In 2022, produce shoppers demand a deal
Appearance and quality no longer reigns king as the top considerations for U.S. produce consumers. In 2022, the produce shopper is buying first and foremost based on price, says the 2022 installment of The Power of Produce Study.
Published by FMI, The Food Industry Association, and conducted by 210 Analytics, the recently published study found that 25 percent of shoppers ranked price as the number one factor when making produce purchasing decisions.
This is followed by appearance (19 percent), health benefits (19 percent), with ripeness only the top consideration for 15 percent of those surveyed.
"In the past, the clear number one factor when buying fresh produce was appearance and quality,” says Rick Stein, vice president of fresh foods for FMI. “However, this year's survey showed that item price is now the number one factor consumers consider—on par with appearance and quality.”
“In addition to price, consumers are focusing on items with prolonged shelf-life, buying less or finding substitutes. At the same time, we see more shoppers concentrate on health and well-being when making fresh produce purchasing decisions and a strong desire for convenience," Stein added.

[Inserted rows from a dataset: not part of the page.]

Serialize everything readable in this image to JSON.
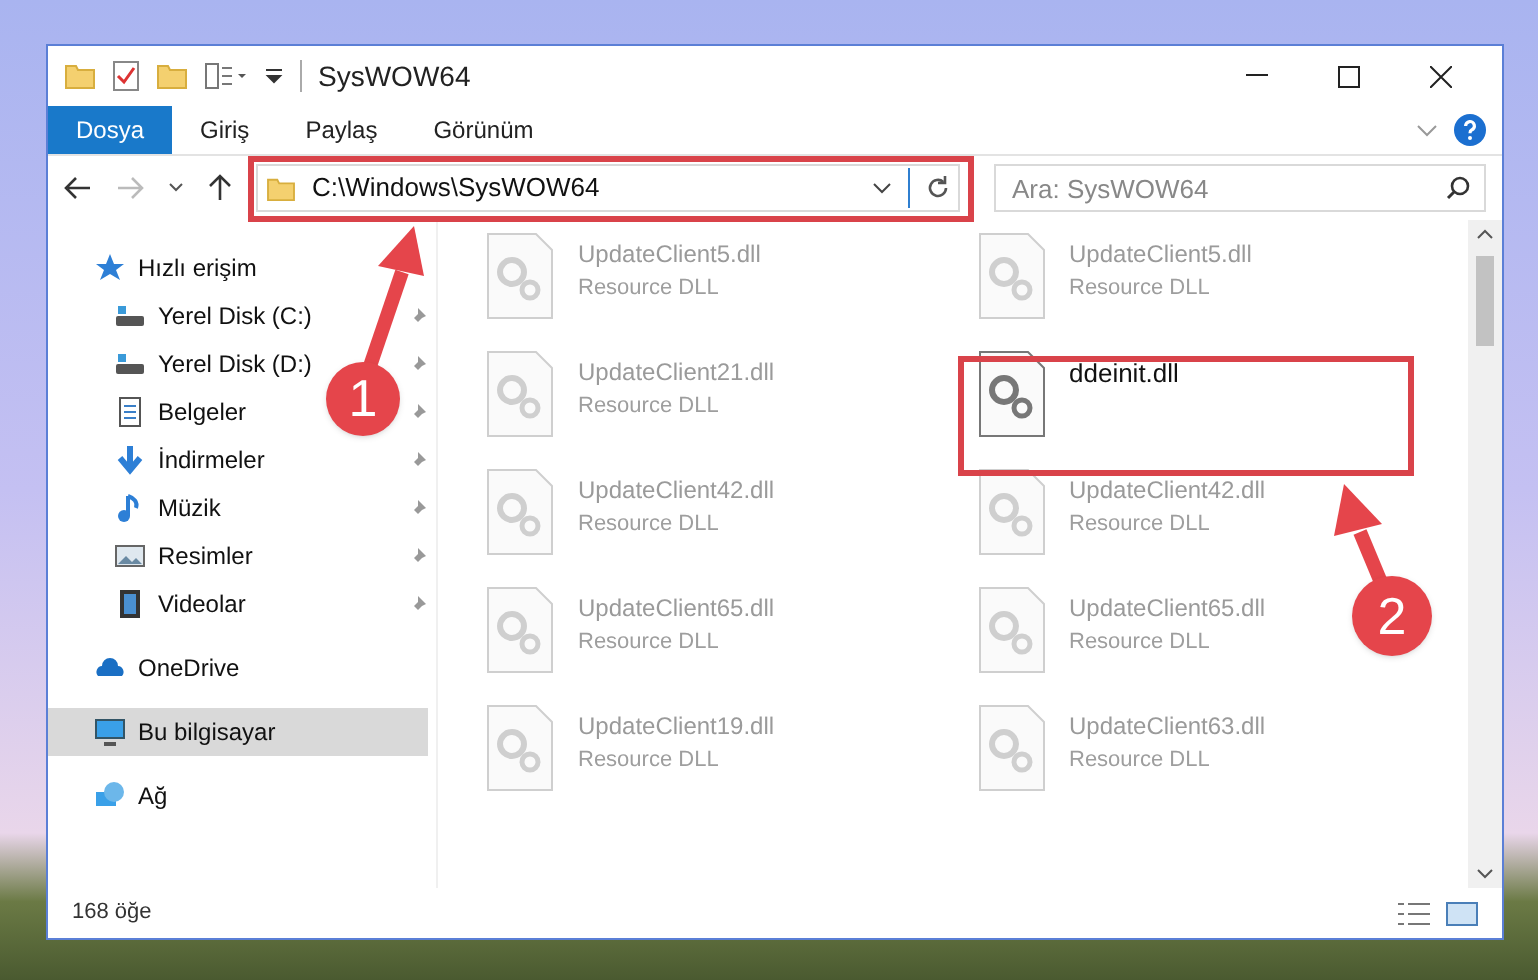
{
  "window": {
    "title": "SysWOW64"
  },
  "ribbon_tabs": [
    {
      "label": "Dosya",
      "selected": true
    },
    {
      "label": "Giriş",
      "selected": false
    },
    {
      "label": "Paylaş",
      "selected": false
    },
    {
      "label": "Görünüm",
      "selected": false
    }
  ],
  "address_bar": {
    "path": "C:\\Windows\\SysWOW64"
  },
  "search": {
    "placeholder": "Ara: SysWOW64"
  },
  "sidebar": {
    "items": [
      {
        "label": "Hızlı erişim",
        "selected": false,
        "children": [
          {
            "label": "Yerel Disk (C:)",
            "pinned": true,
            "selected": false
          },
          {
            "label": "Yerel Disk (D:)",
            "pinned": true,
            "selected": false
          },
          {
            "label": "Belgeler",
            "pinned": true,
            "selected": false
          },
          {
            "label": "İndirmeler",
            "pinned": true,
            "selected": false
          },
          {
            "label": "Müzik",
            "pinned": true,
            "selected": false
          },
          {
            "label": "Resimler",
            "pinned": true,
            "selected": false
          },
          {
            "label": "Videolar",
            "pinned": true,
            "selected": false
          }
        ]
      },
      {
        "label": "OneDrive",
        "selected": false
      },
      {
        "label": "Bu bilgisayar",
        "selected": true
      },
      {
        "label": "Ağ",
        "selected": false
      }
    ]
  },
  "files": [
    {
      "name": "UpdateClient5.dll",
      "type": "Resource DLL",
      "faded": true
    },
    {
      "name": "UpdateClient5.dll",
      "type": "Resource DLL",
      "faded": true
    },
    {
      "name": "UpdateClient21.dll",
      "type": "Resource DLL",
      "faded": true
    },
    {
      "name": "ddeinit.dll",
      "faded": false
    },
    {
      "name": "UpdateClient42.dll",
      "type": "Resource DLL",
      "faded": true
    },
    {
      "name": "UpdateClient42.dll",
      "type": "Resource DLL",
      "faded": true
    },
    {
      "name": "UpdateClient65.dll",
      "type": "Resource DLL",
      "faded": true
    },
    {
      "name": "UpdateClient65.dll",
      "type": "Resource DLL",
      "faded": true
    },
    {
      "name": "UpdateClient19.dll",
      "type": "Resource DLL",
      "faded": true
    },
    {
      "name": "UpdateClient63.dll",
      "type": "Resource DLL",
      "faded": true
    }
  ],
  "status_bar": {
    "item_count": "168 öğe"
  },
  "callouts": [
    {
      "number": "1"
    },
    {
      "number": "2"
    }
  ]
}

Almost all shoppers (96 percent), consider a produce purchase an investment in personal health and well-being. Consumers increasingly associate fresh produce with digestive health, weight management and disease management.
In fact, one-third of consumers who pay a lot of attention to health and nutrition tend to see fresh produce as playing a central role in their diet, and six-in-ten shoppers purchase fruits and vegetables to deliver on specific health benefits.
This positive association has spurred higher demand for more information about nutrition, health benefits, recommended daily amounts, and other health-centric insights.
Convenient and locally grown
From pre-cut and pre-washed options to grab-and-go and ready-to-serve solutions, convenience remains the top value-add for produce shoppers.
The report found that nearly half of shoppers frequently purchase convenient vegetable (45 percent) and fruit (48 percent) solutions. This popularity among consumers led to value-added fruits and vegetables making up 14.4 percent of total fresh product sales in 2021.
The share of shoppers expecting to purchase more value-added produce remains high at 27 percent, while only 5 percent anticipate they will cut down their value-added produce shopping and purchases.
Fifty-six percent of consumers say they want their produce department to carry more fruits and vegetables that are locally grown, followed by grown in the USA (54 percent).
The report said that such distinctions are most effective when paired with specific locally sourced definitions, like a certain mile radius or state lines. However, the definition of the term differs depending on the area of the country in which the shopper lives and the generation to which they belong.
Price concerns regarding produce and food are an item of high concern, even though prices have not grown as much as perceived, and many individuals are not yet doing anything about it. In recent months it has prompted more people to return to in home meals and buying patterns.
See the FMI's video on the Power of Produce 2022 results: